Compiled by: Jack Foley
IT PLAYED to rave reviews at this year's London Film Festival,
so it is little wonder that US film critics are going wild over
21 Grams, the new film from Amores
Perros director, Alejandro González Iñárritu.
The movie stars Sean Penn, Naomi Watts and Benicio Del Toro and
focuses on the lives of three apparent strangers, who lives are
brought together by one tragic incident.
Penn stars as a terminally ill mathematics professor, in need
of a heart transplant, while Watts portrays a single mother battling
her grief and addictions, and Del Toro is an ex-con in search
The ensuing movie has been described by Entertainment Weekly
as 'a startlingly crafted movie, with several extraordinary performances'.
It awarded the film a B+.
The Los Angeles Times, meanwhile, observed that 'Watts,
Penn and Del Toro have all been brilliant before, and if we're
lucky, they will all be brilliant again. But to watch these three
- working alone and in tandem - is to experience the strange,
at times frightening alchemy of screen acting'.
While the Hollywood Reporter stated that 'this movie knocks
you out with an astonishing blend of hyper-realism, visual complexity
and powerful themes'.
Better still was Reel Views, which awarded it four out
of four, and stated that it is 'one of the year's most compelling
And the New York Post, which opined that 'the title refers
to the weight - perhaps the soul - the body is said to lose at
the precise moment of death. But 21 Grams has no shortage of soul,

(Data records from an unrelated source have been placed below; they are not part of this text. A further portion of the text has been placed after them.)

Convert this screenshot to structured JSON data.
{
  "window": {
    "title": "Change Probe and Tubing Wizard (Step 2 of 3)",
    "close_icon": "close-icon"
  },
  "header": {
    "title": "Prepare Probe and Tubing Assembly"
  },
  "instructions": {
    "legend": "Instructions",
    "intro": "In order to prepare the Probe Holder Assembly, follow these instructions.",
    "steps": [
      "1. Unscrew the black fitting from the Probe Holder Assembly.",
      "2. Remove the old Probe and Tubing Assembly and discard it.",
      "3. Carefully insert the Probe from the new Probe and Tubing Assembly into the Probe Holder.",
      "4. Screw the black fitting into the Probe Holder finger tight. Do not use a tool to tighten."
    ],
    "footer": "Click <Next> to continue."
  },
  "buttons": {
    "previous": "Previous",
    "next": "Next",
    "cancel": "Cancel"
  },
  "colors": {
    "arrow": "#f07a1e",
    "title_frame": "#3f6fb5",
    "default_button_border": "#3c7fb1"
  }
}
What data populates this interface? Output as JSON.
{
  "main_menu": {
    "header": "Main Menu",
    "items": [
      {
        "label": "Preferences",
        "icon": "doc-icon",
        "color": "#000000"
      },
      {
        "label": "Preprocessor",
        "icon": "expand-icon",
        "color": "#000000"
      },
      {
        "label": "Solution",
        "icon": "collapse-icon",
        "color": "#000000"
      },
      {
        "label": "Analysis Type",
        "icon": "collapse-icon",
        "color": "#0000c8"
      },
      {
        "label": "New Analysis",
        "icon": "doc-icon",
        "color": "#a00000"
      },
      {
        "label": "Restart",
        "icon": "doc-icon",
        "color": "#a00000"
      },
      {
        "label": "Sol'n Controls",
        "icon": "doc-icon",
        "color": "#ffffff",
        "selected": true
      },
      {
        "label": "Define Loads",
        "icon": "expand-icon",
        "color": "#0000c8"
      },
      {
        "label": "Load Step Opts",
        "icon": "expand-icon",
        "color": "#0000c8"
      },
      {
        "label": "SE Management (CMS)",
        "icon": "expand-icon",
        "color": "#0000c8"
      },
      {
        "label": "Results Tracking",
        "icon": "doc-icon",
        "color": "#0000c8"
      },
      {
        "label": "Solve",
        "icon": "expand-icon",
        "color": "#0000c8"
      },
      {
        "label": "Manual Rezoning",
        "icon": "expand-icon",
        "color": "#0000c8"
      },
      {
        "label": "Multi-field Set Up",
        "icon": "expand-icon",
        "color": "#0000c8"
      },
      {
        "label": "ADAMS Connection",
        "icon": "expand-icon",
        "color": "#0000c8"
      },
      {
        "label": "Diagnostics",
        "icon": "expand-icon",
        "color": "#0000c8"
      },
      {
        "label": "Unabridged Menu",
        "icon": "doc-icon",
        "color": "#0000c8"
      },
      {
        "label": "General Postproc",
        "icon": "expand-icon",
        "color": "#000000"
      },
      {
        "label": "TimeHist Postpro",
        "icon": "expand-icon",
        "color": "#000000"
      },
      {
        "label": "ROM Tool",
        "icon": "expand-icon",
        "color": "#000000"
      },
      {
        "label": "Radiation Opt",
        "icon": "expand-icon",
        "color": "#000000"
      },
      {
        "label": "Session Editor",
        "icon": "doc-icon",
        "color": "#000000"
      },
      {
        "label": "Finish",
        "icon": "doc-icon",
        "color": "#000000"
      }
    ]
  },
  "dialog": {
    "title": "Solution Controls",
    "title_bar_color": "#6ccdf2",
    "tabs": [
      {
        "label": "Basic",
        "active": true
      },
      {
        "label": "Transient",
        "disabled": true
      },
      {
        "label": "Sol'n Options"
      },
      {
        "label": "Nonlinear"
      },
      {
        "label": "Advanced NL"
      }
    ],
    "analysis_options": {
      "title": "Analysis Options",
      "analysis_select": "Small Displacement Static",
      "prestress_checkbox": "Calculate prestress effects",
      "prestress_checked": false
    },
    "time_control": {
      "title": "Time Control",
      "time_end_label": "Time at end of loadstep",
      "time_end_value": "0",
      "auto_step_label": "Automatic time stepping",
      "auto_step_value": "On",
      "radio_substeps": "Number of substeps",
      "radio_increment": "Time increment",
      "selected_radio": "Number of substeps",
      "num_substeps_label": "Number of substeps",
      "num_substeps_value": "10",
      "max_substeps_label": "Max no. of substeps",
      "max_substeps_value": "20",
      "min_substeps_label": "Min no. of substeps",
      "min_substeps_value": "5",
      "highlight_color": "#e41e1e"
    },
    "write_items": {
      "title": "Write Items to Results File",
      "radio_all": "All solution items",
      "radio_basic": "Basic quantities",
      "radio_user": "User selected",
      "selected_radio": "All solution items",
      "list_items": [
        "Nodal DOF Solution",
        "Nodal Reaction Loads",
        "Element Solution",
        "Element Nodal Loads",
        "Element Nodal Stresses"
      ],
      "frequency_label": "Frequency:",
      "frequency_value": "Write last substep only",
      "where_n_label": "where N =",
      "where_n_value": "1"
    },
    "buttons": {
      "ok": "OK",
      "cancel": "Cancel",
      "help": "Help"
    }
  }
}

wit or intelligence'.
Still glowing were the likes of the New York Daily News,
which wrote that 'using the structure of Amores Perros, Inarritu
takes his complex tale of hope and redemption and breaks it into

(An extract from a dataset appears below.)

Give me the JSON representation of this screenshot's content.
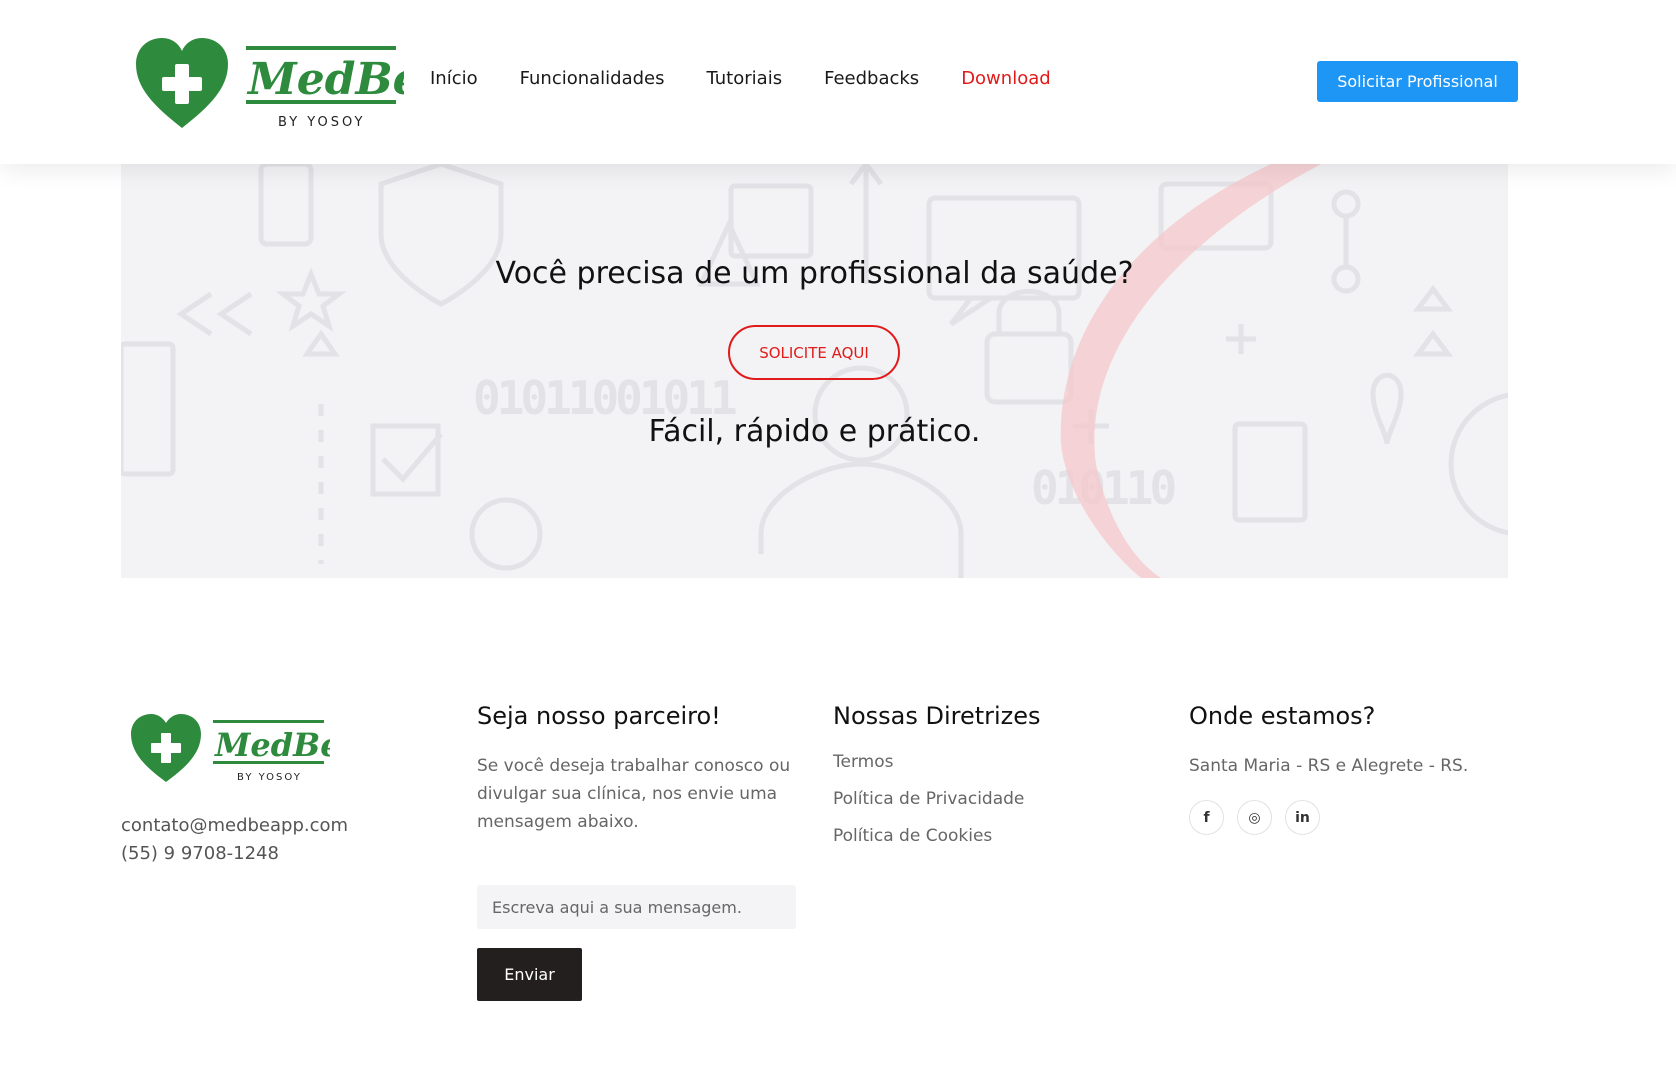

a mosaic of emotional tiles that add up to more than the whole'.
And the New York Times, which predicted that it 'may well
be the crowning work of this year'.

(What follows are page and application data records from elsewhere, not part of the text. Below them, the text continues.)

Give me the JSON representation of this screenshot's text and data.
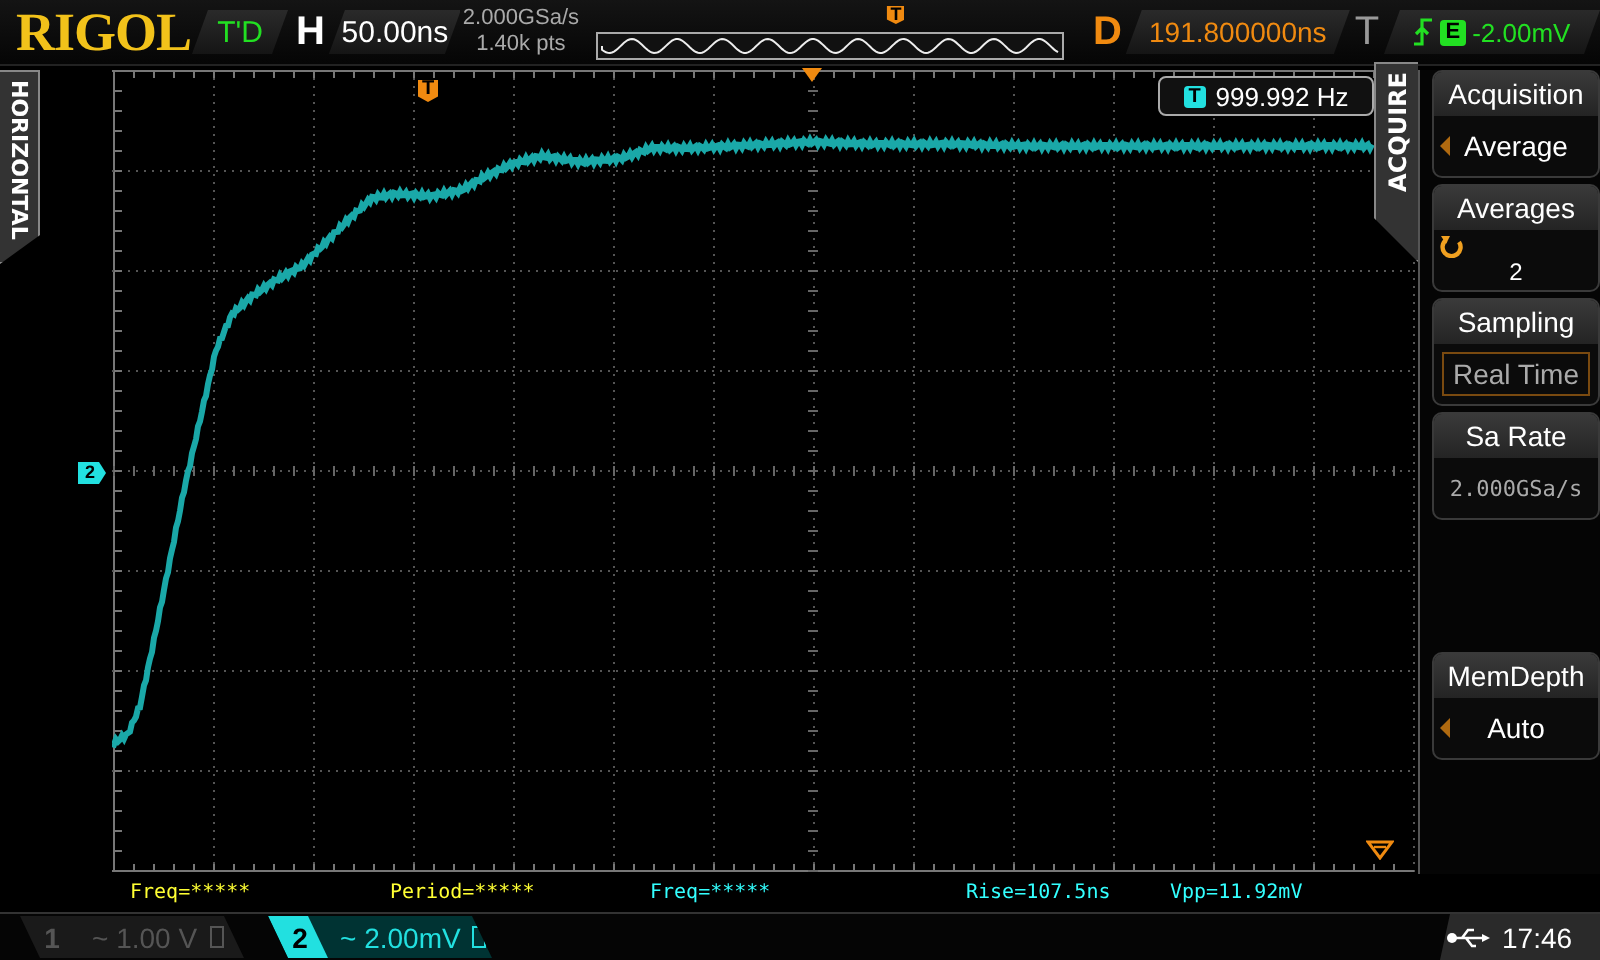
{
  "brand": "RIGOL",
  "status": "T'D",
  "timebase": {
    "label": "H",
    "value": "50.00ns"
  },
  "sample_rate": "2.000GSa/s",
  "memory_depth": "1.40k pts",
  "memory_trigger_mark": "T",
  "trigger_position_mark": "T",
  "delay": {
    "label": "D",
    "value": "191.800000ns"
  },
  "trigger": {
    "label": "T",
    "source": "E",
    "level": "-2.00mV"
  },
  "left_tab": "HORIZONTAL",
  "right_tab": "ACQUIRE",
  "counter": {
    "badge": "T",
    "value": "999.992 Hz"
  },
  "channel_marker": "2",
  "menu": [
    {
      "kind": "select",
      "title": "Acquisition",
      "value": "Average"
    },
    {
      "kind": "knob",
      "title": "Averages",
      "value": "2"
    },
    {
      "kind": "fixed",
      "title": "Sampling",
      "value": "Real Time"
    },
    {
      "kind": "readonly",
      "title": "Sa Rate",
      "value": "2.000GSa/s"
    }
  ],
  "menu_bottom": [
    {
      "kind": "select",
      "title": "MemDepth",
      "value": "Auto"
    }
  ],
  "measurements": [
    {
      "text": "Freq=*****",
      "color": "#ffff33"
    },
    {
      "text": "Period=*****",
      "color": "#ffff33"
    },
    {
      "text": "Freq=*****",
      "color": "#33ffff"
    },
    {
      "text": "Rise=107.5ns",
      "color": "#33ffff"
    },
    {
      "text": "Vpp=11.92mV",
      "color": "#33ffff"
    }
  ],
  "channels": [
    {
      "number": "1",
      "coupling": "~",
      "scale": "1.00 V",
      "on": false
    },
    {
      "number": "2",
      "coupling": "~",
      "scale": "2.00mV",
      "on": true
    }
  ],
  "clock": "17:46"
}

It added that 'you won't come out unaffected, because the depths
of intimacy that the Mexican director Alejandro González
Iñárritu plumbs here are so rarely touched by filmmakers
that 21 Grams is tantamount to the discovery of a new country'.
USA Today praised it, too, stating that it 'unstintingly
explores and exposes excruciating pain, raw grief, ruinous vengeance
and life-affirming resilience, creating human portraits that are
uncommonly exhilarating in their honesty'.
While the New York Observer wrote that it is 'a sad movie
about the irony of inescapable destiny, it left me captivated
Film Journal International, meanwhile, stated that 'Inarritu
and his fellow artists have contrived something wondrous, a formally
innovative fugue filled with demons and despair that somehow comes
down on the side of life'.
And Rolling Stone gleefully predicted that 'you won't
see more explosive acting this year'.
The Onion's AV Club said that it is 'a nearly unparalleled
actor's showcase, the film boasts performances of impressive quality
While Variety concludes this overview by stating that
it 'cements [Iñárritu's] reputation as a boldly
The film opens in the UK next year and is already one of the
contenders for film of 2004, along with the equally sublime Lost